SR: Can you tell us about something you particularly admire in your friend’s approach to writing?
Karen: I hugely admire Susanna’s ability to plot historical crime, whether it’s in a long novel or novella. It seems effortless, though I know it isn’t. She can judge exactly how many murder suspects, clues and twists there needs to be in different lengths of stories and that’s something I tried to learn from her when I began to write the MM novellas. She also has the skill to make the reader feel they know the characters in depth as living people, regardless of whether she has an entire novel to develop them in or just a novella.
Susanna: Karen’s research into her era is meticulous, and she knows far more about some aspects of life in medieval times than I do, particularly about women and fringe religions. My research tends to be manuscript-based, and as most scribes were monks, I tend to have their view of events, but Karen’s research is much more wide-ranging. As I have male protagonists, the Latin sources are usually fine, but I’ve learned a lot about 14th century attitudes to women from Karen, which has helped me greatly with my stories.
SR: Writing seems to be central to your friendship. Do you ever see each other in other contexts?

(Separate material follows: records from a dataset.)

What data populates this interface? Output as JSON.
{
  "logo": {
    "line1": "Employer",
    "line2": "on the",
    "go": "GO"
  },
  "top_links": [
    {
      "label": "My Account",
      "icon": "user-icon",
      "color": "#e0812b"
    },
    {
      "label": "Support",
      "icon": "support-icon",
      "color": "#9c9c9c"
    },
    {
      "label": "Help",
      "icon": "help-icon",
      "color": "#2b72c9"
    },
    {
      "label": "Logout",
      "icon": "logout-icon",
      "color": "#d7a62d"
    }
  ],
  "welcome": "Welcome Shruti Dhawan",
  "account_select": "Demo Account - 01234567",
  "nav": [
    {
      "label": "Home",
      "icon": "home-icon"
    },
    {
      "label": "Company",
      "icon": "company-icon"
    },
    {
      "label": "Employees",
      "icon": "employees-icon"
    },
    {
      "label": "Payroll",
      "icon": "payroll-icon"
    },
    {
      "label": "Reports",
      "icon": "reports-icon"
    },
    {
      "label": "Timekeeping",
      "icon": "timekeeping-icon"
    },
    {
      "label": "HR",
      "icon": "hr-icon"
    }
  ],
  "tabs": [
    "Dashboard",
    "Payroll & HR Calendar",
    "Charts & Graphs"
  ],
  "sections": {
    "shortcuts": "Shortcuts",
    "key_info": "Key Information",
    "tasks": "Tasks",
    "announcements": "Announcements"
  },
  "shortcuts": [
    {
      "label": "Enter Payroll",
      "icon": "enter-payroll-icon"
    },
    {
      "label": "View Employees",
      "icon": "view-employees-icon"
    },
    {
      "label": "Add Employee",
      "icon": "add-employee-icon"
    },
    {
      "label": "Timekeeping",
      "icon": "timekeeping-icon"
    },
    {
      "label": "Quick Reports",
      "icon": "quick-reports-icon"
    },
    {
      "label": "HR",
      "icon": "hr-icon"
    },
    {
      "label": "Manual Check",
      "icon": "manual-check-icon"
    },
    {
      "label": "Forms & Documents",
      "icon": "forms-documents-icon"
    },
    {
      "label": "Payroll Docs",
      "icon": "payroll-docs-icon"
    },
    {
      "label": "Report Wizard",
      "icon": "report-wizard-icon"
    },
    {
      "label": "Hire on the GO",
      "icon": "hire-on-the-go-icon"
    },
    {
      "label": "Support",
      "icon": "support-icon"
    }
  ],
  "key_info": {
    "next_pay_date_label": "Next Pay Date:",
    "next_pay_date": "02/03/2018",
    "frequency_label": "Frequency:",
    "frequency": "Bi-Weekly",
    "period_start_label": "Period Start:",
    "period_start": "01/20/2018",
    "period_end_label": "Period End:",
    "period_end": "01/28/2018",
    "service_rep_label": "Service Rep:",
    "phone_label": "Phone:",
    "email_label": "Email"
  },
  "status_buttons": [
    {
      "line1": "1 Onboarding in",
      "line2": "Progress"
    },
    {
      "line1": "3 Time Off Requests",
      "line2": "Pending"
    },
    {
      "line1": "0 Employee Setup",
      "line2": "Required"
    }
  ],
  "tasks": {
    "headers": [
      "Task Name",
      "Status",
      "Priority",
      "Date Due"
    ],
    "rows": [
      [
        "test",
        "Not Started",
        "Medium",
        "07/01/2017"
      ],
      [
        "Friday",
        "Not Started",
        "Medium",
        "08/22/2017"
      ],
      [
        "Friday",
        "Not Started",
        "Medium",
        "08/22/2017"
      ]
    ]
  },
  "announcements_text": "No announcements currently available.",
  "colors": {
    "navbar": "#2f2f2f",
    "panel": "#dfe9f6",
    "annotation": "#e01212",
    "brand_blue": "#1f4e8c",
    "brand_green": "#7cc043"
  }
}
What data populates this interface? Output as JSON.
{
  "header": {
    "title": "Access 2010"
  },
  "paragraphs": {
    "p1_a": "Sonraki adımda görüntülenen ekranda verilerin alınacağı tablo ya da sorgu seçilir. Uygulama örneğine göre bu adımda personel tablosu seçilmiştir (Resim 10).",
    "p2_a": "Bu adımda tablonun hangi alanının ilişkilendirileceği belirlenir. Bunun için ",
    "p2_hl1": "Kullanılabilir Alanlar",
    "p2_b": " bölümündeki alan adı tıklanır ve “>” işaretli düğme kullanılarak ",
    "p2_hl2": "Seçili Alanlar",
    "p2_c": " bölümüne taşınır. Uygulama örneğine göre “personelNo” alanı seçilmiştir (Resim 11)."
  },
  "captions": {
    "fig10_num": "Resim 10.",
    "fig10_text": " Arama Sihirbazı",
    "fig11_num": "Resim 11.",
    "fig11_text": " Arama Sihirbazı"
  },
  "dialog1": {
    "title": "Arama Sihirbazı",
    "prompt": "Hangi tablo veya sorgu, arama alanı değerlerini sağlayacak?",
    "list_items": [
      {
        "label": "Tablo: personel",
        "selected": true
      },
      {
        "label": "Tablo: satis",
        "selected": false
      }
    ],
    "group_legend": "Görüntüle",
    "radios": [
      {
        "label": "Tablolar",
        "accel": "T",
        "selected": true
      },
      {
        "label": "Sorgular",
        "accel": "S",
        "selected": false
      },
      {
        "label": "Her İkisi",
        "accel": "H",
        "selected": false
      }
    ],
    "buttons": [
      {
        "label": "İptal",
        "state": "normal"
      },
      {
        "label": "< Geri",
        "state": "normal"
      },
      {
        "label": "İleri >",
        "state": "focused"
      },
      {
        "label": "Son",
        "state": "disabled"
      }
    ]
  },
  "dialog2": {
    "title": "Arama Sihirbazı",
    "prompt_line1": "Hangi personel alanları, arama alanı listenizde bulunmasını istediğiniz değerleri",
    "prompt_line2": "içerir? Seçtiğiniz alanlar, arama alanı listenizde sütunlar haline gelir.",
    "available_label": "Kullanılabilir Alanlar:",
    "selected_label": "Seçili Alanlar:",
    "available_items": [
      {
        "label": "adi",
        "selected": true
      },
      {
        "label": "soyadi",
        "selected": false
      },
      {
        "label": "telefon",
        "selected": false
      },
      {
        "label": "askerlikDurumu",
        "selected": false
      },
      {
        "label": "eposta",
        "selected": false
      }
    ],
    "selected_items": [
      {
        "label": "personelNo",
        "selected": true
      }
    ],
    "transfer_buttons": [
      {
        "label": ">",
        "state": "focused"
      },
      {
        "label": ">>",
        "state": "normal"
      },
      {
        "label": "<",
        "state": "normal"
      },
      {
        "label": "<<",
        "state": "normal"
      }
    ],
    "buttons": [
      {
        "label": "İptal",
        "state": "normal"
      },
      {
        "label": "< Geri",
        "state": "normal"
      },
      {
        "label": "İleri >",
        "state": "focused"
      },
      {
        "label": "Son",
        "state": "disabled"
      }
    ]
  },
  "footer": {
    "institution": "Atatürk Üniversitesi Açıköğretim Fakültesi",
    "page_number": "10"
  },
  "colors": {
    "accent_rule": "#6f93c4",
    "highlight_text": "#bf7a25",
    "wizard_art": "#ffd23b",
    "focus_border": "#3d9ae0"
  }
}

Karen: We share a love of rescue chickens. I used to keep them and Susanna does now, so we’ve exchanged tips such as coaxing them into a hen-house at night with tinned sweet corn and we’ve sympathised with each other when we’ve lost birds we adore. Hens, especially those who suddenly experience freedom after a life in a cage, radiate such joy. It’s contagious.
Susanna: I would certainly ask Karen for help if I was stuck with some aspect of my research, but I also confide in her as you do with any friend. We talk about our families, our work, our publishers, our likes and dislikes – just like any two people with a lot in common and a respect for each other’s opinions. Karen helped my husband and me a lot with advice and moral support when we got our beloved chickens – having birds as pets isn’t always easy, and Karen is always sympathetic and understanding when things go wrong. And she listens so patiently when I blather on about their antics, and is always ready with a smile!
SR: We set up Something Rhymed because we’d noticed that literary bonds between famous female authors are generally less well-known than the great male writing friendships. Do you have any thoughts on why this might be?
Karen: If women begin a professional literary friendship, in most cases it seems to rapidly become a personal friendship. In the past, male to male friendships appeared to be more task-based and operate in public through work, sports or hobbies. So, I wonder if the reason female friendships are less well-known is because the famous female authors themselves talked and wrote publically much less often about their friendships than men did, perhaps regarding these friendships as private, if what they discussed was more deeply personal.
Susanna: The first thought that springs into my mind is that there have been more ‘famed’ male writers than female, historically speaking, which means it isn’t really a fair comparison. Give us a few years …
Karen: I’ve noticed in the email writing circles that I belong to that many of the male authors join in discussions when it’s about writing/publishing/promotion, whereas female authors also talk about family life and problems in these groups. The women often temporarily cut the men out of the group email address list when the discussion turns deeply personal or is about emotional issues. Are male authors doing the same and cutting female authors out of group emails when discussing certain topics? I’d love to know!